Making Curries


Curries of are well-loved all around the world.

Southeast Asian cuisines have evolved many popular curry-based recipes. If anything, every curry recipe is a mixture of influence of different cultures carried from port to port by trade and colonization in the 19th and 20th centuries. Merchants hawked their spices and herbs, and sailors and natives were inspired to evolve new recipes with ingredients from foreign lands.

From India, we have spices like cumin, coriander and cinnamon. From South America came chilli peppers. From Southeast Asia we have herbs like pandunus leaves, ginger, tamarind and lemongrass. Some early results of using herbs and spices from far and near are Nonya curries. To this day, this exotic and heady mixing of herbs, spices and chilies continue to inspire fusion recipes.

It has been said that there are as many curry recipes as there are households that cook them. We can understand why this is so as housewives use ingredients that she can find at home for her daily curries. Some of these creations eventually became popular in the community and were given names. The success of a curry in one food stall could result in it being duplicated elsewhere. A good example is Fish Head Curry which became known in Malaysia and Singapore in the 1950s. Being published in books, magazines and newspapers also popularize recipes and gave them an official name and place in our cuisine.

It is important to have a basic understanding of what makes a good curry.

Firstly, and this should be self-evident, use fresh spices and herbs. Their source is important, of course, as some countries or regions grow better spices than others. In the humid, tropical weather of Southeast Asia, extra care is also needed to keep spices and herbs fresh.

Assembling spice mixes yourself gives you more control and helps you to develop your palate and ability to recognize the difference which each spice makes to the recipe. All things being equal, spice seeds are generally fresher than store-bought ground spice. That said, if the ground mix is fresh, it can be very good too. So, while the recipes here call for you to assemble the spices yourself, if you are familiar with some good mixes, do use them. Sometimes, you simply have no local access to fresh spices, so you will just have to settle for powdered blends.

And whatever a cook may tell you, no single spice is mandatory for curry. If a recipe has a few types of spices and you are short of one, just leave it out.

Note that a bit of spice will go a long way in flavoring a curry.
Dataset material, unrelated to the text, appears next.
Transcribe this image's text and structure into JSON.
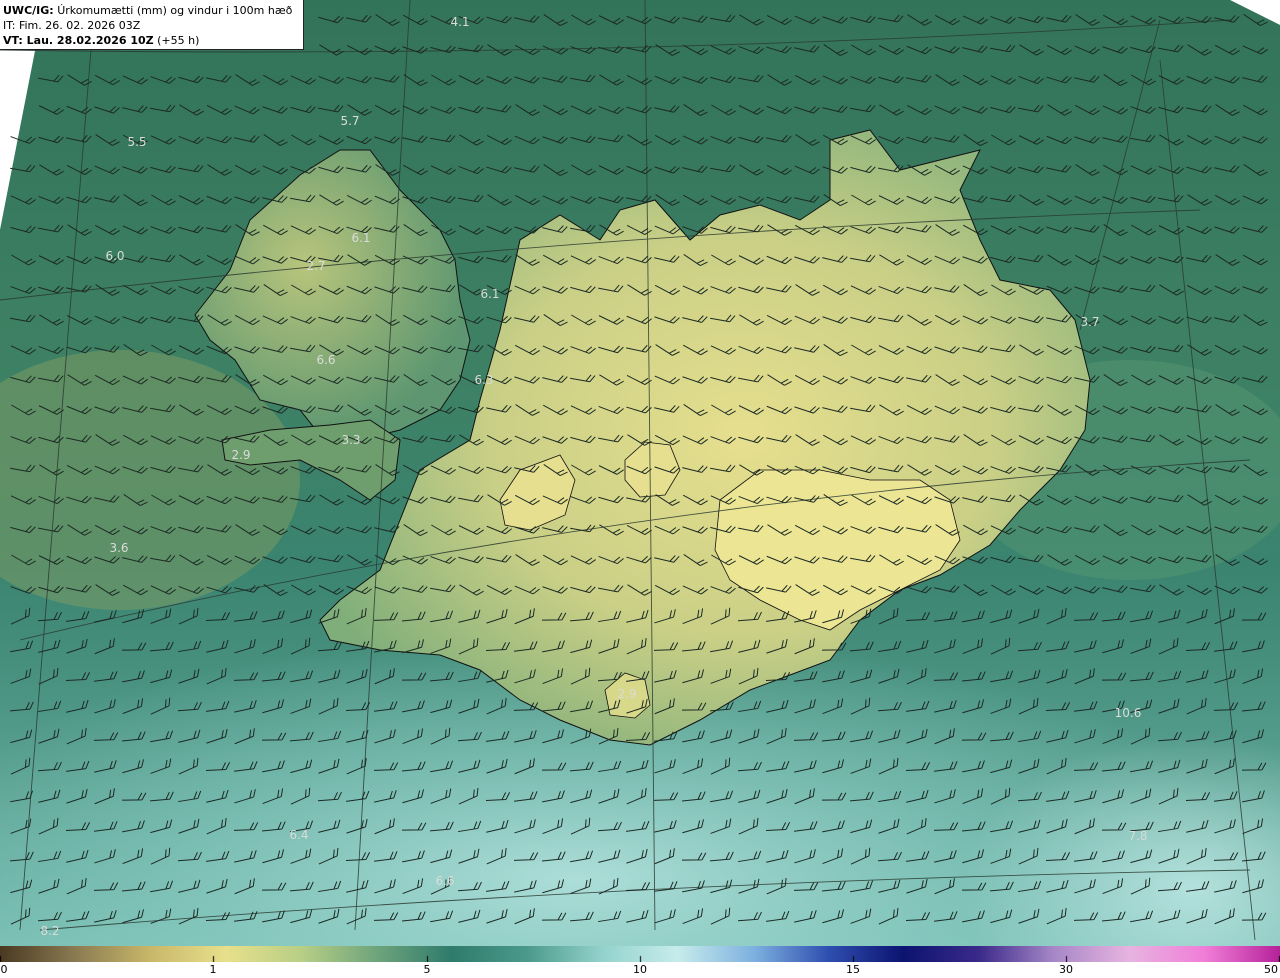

A common mistake which home cooks make is to imagine that adding water to curry powder will give you curry the way adding water to milk powder will give you milk. Most curries need a ‘body’ and this often comes from shallots or onions and other herbs like ginger or garlic. Onions will need to be slowly simmered in some oil to caramalise or sweat them to remove the sulfuric flavours and sweeten the paste. Sufficient oil is also needed for both mouth-feel and flavours, as most spices and chilies are oil-soluble rather than water-soluble.

Sufficient salt is also important. Salt enhances flavour and brings out the complexity of the curry. Leave out salt and your curry will be tasteless, no matter how much and how many types of spices you put into it. Add salt in stages, bearing in mind that the curry will thicken as water evaporates.

And whether you are using meat, potatoes or vegetables in your curries, the key is not to overcook it. Mushy meat has an unpleasant texture and overcooking means that a lot of flavours would have been released and lost from the meat.


The type of chilli you use will also affect the aroma of your curry. For this book, the chillies I refer to are the ones commonly found in markets and supermarkets.

Most curries are cooked in two stages. You first make the spice paste or rempah and then you add the meat.

To make the curry creamier, milk, coconut milk or yoghurt is used. If your curries already have good flavours from the spices, use the milk or coconut milk in moderation. Indian curries normally use yoghurt which adds a sour note and balances a good-flavored curry very well. Evaporated milk is sometimes used too.

While a curry recipe tends to have a longer list of ingredients than recipes for other dishes, you don’t need advanced culinary skills to make a good one. You can hardly ruin a curry. Even if you are new to cooking, give it a try. And if you think your first try wasn’t great, remember that practice makes perfect.